We Are Having Successes Against COVID, Thanks To Texas’ Local Leaders

Local officials lead the charge against the pandemic

 When Harris County started giving $100 cash cards to folks who got vaccinated, the vaccination rate rose six times its previous rate. Other cities, school districts and counties are providing similar incentives, and they are working just as well.

The success of the incentives at the local level has received national attention. They one way the predominantly Democratic leadership in Texas’ major urban areas are getting around Gov. Greg Abbott’s continued opposition to vaccine and mask mandates.

Abbott has been to COVID what the warm waters of the Gulf of Mexico are to tropical depressions: his politically driven opposition to necessary precautions have turned the storm of the pandemic into a category 5 hurricane.

Local officials like Harris County Judge Lina Hidalgo, Dallas County Judge Clay Jenkins and others have, on the other hand, fought hard to protect their people from the virus. Vaccine incentives are just their latest bold move.

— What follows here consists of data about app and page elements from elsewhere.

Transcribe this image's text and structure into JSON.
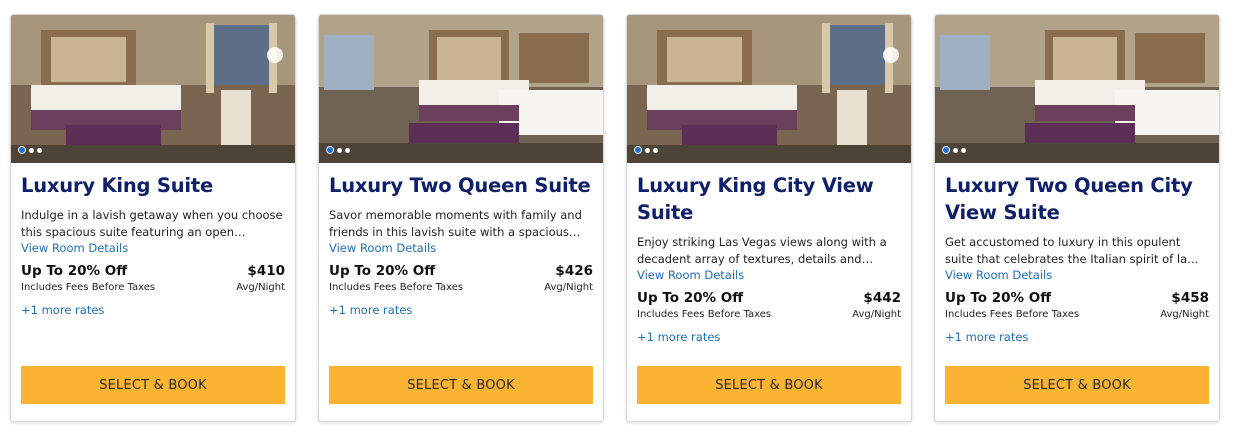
{
  "rooms": [
    {
      "title": "Luxury King Suite",
      "description": "Indulge in a lavish getaway when you choose this spacious suite featuring an open bedroom and a sunken living room area",
      "details_link": "View Room Details",
      "discount": "Up To 20% Off",
      "price": "$410",
      "fees_note": "Includes Fees Before Taxes",
      "per_unit": "Avg/Night",
      "more_rates": "+1 more rates",
      "cta": "SELECT & BOOK",
      "photo_icon": "hotel-room-photo"
    },
    {
      "title": "Luxury Two Queen Suite",
      "description": "Savor memorable moments with family and friends in this lavish suite with a spacious sunken living room area",
      "details_link": "View Room Details",
      "discount": "Up To 20% Off",
      "price": "$426",
      "fees_note": "Includes Fees Before Taxes",
      "per_unit": "Avg/Night",
      "more_rates": "+1 more rates",
      "cta": "SELECT & BOOK",
      "photo_icon": "hotel-room-photo"
    },
    {
      "title": "Luxury King City View Suite",
      "description": "Enjoy striking Las Vegas views along with a decadent array of textures, details and elegant furnishings",
      "details_link": "View Room Details",
      "discount": "Up To 20% Off",
      "price": "$442",
      "fees_note": "Includes Fees Before Taxes",
      "per_unit": "Avg/Night",
      "more_rates": "+1 more rates",
      "cta": "SELECT & BOOK",
      "photo_icon": "hotel-room-photo"
    },
    {
      "title": "Luxury Two Queen City View Suite",
      "description": "Get accustomed to luxury in this opulent suite that celebrates the Italian spirit of la dolce vita",
      "details_link": "View Room Details",
      "discount": "Up To 20% Off",
      "price": "$458",
      "fees_note": "Includes Fees Before Taxes",
      "per_unit": "Avg/Night",
      "more_rates": "+1 more rates",
      "cta": "SELECT & BOOK",
      "photo_icon": "hotel-room-photo"
    }
  ],
  "colors": {
    "title": "#0f2068",
    "link": "#1e6fb8",
    "button": "#fbb431",
    "active_dot": "#1e6fd0"
  }
}
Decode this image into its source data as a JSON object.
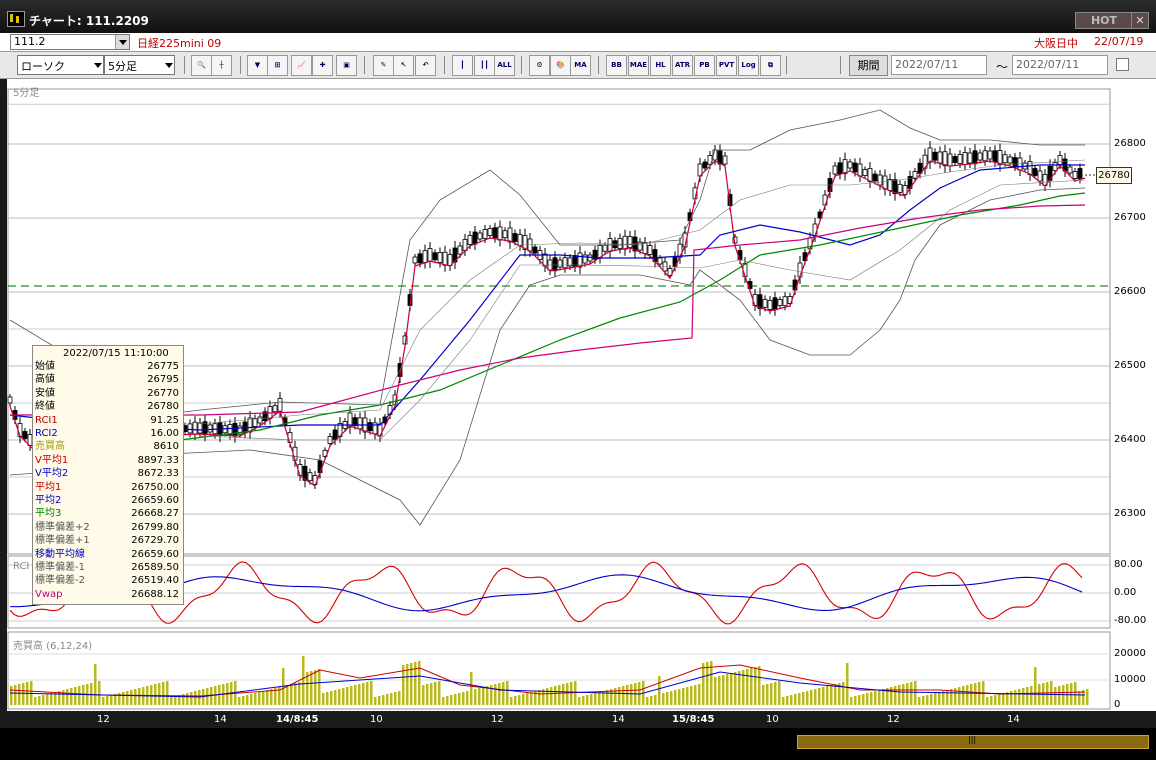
{
  "window": {
    "title": "チャート: 111.2209",
    "hot_label": "HOT",
    "close_glyph": "✕"
  },
  "header": {
    "symbol_code": "111.2",
    "contract_name": "日経225mini 09",
    "session": "大阪日中",
    "date": "22/07/19"
  },
  "toolbar": {
    "chart_type": "ローソク",
    "interval": "5分足",
    "period_button": "期間",
    "date_from": "2022/07/11",
    "date_to": "2022/07/11",
    "tilde": "～",
    "icons": [
      {
        "name": "zoom-icon",
        "glyph": "🔍"
      },
      {
        "name": "crosshair-icon",
        "glyph": "┼"
      },
      {
        "name": "mark-down-icon",
        "glyph": "▼"
      },
      {
        "name": "range-icon",
        "glyph": "⊞"
      },
      {
        "name": "trend-icon",
        "glyph": "📈"
      },
      {
        "name": "cross-compare-icon",
        "glyph": "✚"
      },
      {
        "name": "lock-icon",
        "glyph": "▣"
      },
      {
        "name": "pen-icon",
        "glyph": "✎"
      },
      {
        "name": "arrow-cursor-icon",
        "glyph": "↖"
      },
      {
        "name": "curve-icon",
        "glyph": "↶"
      },
      {
        "name": "candle-icon",
        "glyph": "┃"
      },
      {
        "name": "multi-candle-icon",
        "glyph": "┃┃"
      },
      {
        "name": "all-icon",
        "glyph": "ALL"
      },
      {
        "name": "settings-icon",
        "glyph": "⚙"
      },
      {
        "name": "color-icon",
        "glyph": "🎨"
      },
      {
        "name": "ma-icon",
        "glyph": "MA"
      },
      {
        "name": "bb-icon",
        "glyph": "BB"
      },
      {
        "name": "mae-icon",
        "glyph": "MAE"
      },
      {
        "name": "hl-icon",
        "glyph": "HL"
      },
      {
        "name": "atr-icon",
        "glyph": "ATR"
      },
      {
        "name": "pb-icon",
        "glyph": "PB"
      },
      {
        "name": "pvt-icon",
        "glyph": "PVT"
      },
      {
        "name": "log-icon",
        "glyph": "Log"
      },
      {
        "name": "window-icon",
        "glyph": "⧉"
      }
    ]
  },
  "chart": {
    "panel_main": "5分足",
    "panel_rci": "RCI",
    "panel_volume": "売買高 (6,12,24)",
    "price_axis": [
      "26800",
      "26700",
      "26600",
      "26500",
      "26400",
      "26300"
    ],
    "rci_axis": [
      "80.00",
      "0.00",
      "-80.00"
    ],
    "vol_axis": [
      "20000",
      "10000",
      "0"
    ],
    "last_price": "26780",
    "x_labels": [
      {
        "text": "12",
        "bold": false
      },
      {
        "text": "14",
        "bold": false
      },
      {
        "text": "14/8:45",
        "bold": true
      },
      {
        "text": "10",
        "bold": false
      },
      {
        "text": "12",
        "bold": false
      },
      {
        "text": "14",
        "bold": false
      },
      {
        "text": "15/8:45",
        "bold": true
      },
      {
        "text": "10",
        "bold": false
      },
      {
        "text": "12",
        "bold": false
      },
      {
        "text": "14",
        "bold": false
      }
    ],
    "colors": {
      "rci1": "#d40000",
      "rci2": "#0000cc",
      "ma1": "#cc0033",
      "ma2": "#0000cc",
      "ma3": "#008800",
      "vwap": "#cc0077",
      "bb": "#555555",
      "volume": "#b8b820",
      "dash": "#2a8a2a"
    }
  },
  "info": {
    "datetime": "2022/07/15  11:10:00",
    "rows": [
      {
        "label": "始値",
        "value": "26775",
        "color": "#000"
      },
      {
        "label": "高値",
        "value": "26795",
        "color": "#000"
      },
      {
        "label": "安値",
        "value": "26770",
        "color": "#000"
      },
      {
        "label": "終値",
        "value": "26780",
        "color": "#000"
      },
      {
        "label": "RCI1",
        "value": "91.25",
        "color": "#c00000"
      },
      {
        "label": "RCI2",
        "value": "16.00",
        "color": "#0000c0"
      },
      {
        "label": "売買高",
        "value": "8610",
        "color": "#a0a000"
      },
      {
        "label": "V平均1",
        "value": "8897.33",
        "color": "#c00000"
      },
      {
        "label": "V平均2",
        "value": "8672.33",
        "color": "#0000c0"
      },
      {
        "label": "平均1",
        "value": "26750.00",
        "color": "#c00000"
      },
      {
        "label": "平均2",
        "value": "26659.60",
        "color": "#0000c0"
      },
      {
        "label": "平均3",
        "value": "26668.27",
        "color": "#008000"
      },
      {
        "label": "標準偏差+2",
        "value": "26799.80",
        "color": "#555"
      },
      {
        "label": "標準偏差+1",
        "value": "26729.70",
        "color": "#555"
      },
      {
        "label": "移動平均線",
        "value": "26659.60",
        "color": "#0000c0"
      },
      {
        "label": "標準偏差-1",
        "value": "26589.50",
        "color": "#555"
      },
      {
        "label": "標準偏差-2",
        "value": "26519.40",
        "color": "#555"
      },
      {
        "label": "Vwap",
        "value": "26688.12",
        "color": "#c00080"
      }
    ]
  }
}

It didn’t always take incentives other than the incentive of protection from disease and death. I vividly recall the celebration surrounding the arrival of the oral polio vaccine in 1962. I grew up in Houston, and Houston and Harris County were hit hard by polio in the 1940s and 1950s.

I was young enough that I could have misunderstood the happiness and relief of our parents that day in the classroom of Longfellow Elementary School in Houston when we took the sugar cube full of the vaccine. But a check of newspaper archives at the time confirms the broad acceptance – and the profound effectiveness – of this and other vaccines in that era.

Here’s how Heather Green Wooten, author of The Polio Years in Texas: Battling a Terrifying Unknown, described the wide and unpolitical response to the life-saving polio vaccine to the Houston Chronicle:

“The first half of the 20th century was also one of the "golden eras" of medicine when researchers were unlocking the codes to many devastating illnesses: diphtheria, whooping cough, tuberculosis and influenza. As a result, the vast majority of Americans during the 1950s and 1960s trusted scientific leadership and eagerly complied with mass immunization programs. The Oral Polio Vaccine (OPV) developed by Albert Sabin was widely distributed to the American public in 1962. The first measles vaccine was licensed in 1963. (The Measles-Mumps-Rubella vaccine (MMR) debuted in 1971). Both vaccination initiatives were highly effective.”

It’s unfortunate that some political opportunists have tried to capitalize on the anxieties and uncertainties of a deadly pandemic. In doing so, they gave the advantage to the COVID virus instead of the people they are sworn to serve. So it goes.

But, we have had courageous, visionary leadership successes at the local level in Texas, from leaders committed to protecting the lives and health of their constituents, leaders who listed to scientists and medical professionals and then acted on that advice.

That is good news.